Find every line containing the word "現貨New" in the records below; report only how many there are.

[Dataset rows for apps and sites]
=== Begin Enclosure ===
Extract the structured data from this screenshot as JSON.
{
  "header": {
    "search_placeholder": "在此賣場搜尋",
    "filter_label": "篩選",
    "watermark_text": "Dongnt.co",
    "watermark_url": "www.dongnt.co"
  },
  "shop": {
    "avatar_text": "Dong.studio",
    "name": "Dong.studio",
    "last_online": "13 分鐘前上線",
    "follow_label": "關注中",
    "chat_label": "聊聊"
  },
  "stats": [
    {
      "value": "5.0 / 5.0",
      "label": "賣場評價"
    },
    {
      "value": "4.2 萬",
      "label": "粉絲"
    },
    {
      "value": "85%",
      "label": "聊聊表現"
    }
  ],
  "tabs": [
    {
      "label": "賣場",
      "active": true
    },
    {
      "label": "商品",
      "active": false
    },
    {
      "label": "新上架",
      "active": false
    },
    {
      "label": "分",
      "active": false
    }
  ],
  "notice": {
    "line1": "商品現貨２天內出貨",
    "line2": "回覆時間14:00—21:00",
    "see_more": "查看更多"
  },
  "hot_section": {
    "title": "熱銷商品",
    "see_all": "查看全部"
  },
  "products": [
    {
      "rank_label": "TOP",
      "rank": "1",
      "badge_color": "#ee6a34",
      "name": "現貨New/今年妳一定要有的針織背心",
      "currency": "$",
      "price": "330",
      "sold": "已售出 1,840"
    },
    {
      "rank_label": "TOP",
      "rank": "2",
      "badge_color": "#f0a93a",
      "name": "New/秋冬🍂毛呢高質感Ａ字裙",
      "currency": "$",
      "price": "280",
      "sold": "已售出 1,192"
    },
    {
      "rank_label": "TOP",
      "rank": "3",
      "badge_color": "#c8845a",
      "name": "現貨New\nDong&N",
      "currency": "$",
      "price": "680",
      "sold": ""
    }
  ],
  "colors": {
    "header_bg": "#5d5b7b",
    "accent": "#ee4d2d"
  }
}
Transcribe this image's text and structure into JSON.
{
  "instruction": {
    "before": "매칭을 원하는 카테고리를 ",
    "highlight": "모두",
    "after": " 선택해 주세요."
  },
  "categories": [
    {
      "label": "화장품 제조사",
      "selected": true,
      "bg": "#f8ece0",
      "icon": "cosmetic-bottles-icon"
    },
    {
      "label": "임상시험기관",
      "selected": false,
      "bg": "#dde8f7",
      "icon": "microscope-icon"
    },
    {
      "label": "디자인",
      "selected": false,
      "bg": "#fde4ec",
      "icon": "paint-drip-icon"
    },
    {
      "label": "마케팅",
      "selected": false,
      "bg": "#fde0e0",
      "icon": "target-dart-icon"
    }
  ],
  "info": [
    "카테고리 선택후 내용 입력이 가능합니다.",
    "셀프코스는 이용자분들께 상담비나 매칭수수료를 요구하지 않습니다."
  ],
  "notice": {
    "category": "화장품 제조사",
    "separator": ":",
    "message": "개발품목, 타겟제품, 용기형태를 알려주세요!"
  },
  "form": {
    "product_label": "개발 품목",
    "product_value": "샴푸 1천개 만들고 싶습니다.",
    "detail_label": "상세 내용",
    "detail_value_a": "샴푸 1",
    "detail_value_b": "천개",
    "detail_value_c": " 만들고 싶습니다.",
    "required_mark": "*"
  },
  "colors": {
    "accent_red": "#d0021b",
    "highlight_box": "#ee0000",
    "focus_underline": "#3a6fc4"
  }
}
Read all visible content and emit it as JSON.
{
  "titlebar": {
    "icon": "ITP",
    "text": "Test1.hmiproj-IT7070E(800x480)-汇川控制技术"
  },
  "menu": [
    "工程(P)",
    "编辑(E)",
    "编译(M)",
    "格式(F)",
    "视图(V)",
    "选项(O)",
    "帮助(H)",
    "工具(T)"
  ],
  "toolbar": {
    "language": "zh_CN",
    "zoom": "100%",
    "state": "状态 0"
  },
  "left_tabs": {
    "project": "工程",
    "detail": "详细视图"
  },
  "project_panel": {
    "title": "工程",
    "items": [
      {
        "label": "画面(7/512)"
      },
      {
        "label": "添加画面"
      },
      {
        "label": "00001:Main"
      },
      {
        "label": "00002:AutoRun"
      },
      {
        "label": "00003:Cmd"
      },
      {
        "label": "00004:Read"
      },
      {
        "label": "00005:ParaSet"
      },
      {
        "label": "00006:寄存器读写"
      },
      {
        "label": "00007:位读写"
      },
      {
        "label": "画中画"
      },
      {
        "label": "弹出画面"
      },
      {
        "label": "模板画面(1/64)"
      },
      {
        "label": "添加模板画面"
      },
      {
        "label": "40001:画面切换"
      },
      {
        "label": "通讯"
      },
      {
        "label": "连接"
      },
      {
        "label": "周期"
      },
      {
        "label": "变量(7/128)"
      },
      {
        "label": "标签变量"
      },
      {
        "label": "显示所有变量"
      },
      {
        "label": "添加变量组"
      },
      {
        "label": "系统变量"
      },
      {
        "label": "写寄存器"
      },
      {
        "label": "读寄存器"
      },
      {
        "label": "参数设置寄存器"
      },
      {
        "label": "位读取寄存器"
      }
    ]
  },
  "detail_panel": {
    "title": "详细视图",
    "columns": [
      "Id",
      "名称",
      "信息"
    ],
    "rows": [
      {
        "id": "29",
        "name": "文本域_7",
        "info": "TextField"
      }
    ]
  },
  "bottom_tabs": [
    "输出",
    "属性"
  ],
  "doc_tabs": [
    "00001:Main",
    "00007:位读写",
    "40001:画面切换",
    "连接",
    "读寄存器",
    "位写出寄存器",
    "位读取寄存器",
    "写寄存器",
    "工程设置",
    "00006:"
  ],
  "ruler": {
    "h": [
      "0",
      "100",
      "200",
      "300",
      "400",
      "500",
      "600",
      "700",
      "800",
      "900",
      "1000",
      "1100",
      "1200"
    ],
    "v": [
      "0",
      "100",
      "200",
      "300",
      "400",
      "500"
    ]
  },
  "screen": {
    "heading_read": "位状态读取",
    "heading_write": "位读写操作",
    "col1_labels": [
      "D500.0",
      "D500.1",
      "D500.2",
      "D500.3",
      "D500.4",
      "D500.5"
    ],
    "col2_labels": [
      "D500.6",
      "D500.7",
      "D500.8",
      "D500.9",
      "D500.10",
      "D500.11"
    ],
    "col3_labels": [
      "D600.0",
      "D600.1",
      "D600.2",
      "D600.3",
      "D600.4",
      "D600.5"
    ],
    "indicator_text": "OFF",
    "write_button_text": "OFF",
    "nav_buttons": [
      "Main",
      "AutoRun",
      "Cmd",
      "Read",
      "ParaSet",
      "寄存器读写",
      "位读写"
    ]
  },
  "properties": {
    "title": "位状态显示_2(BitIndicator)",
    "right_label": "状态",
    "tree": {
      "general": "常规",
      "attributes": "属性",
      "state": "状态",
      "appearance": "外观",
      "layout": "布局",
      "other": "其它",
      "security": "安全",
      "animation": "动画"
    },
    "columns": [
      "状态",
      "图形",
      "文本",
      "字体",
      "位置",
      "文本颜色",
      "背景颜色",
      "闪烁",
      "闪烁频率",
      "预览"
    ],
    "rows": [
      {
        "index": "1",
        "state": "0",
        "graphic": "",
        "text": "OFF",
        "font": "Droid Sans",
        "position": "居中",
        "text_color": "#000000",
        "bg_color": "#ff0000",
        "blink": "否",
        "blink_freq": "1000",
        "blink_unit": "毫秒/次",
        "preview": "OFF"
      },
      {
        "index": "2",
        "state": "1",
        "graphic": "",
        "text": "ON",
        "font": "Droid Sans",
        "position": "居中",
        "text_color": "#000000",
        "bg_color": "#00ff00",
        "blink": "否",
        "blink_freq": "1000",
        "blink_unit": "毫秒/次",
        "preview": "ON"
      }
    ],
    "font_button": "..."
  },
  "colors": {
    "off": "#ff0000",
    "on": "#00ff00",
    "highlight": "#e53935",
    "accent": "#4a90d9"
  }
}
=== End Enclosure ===
→ **PROBLEM SOLUTION**: 2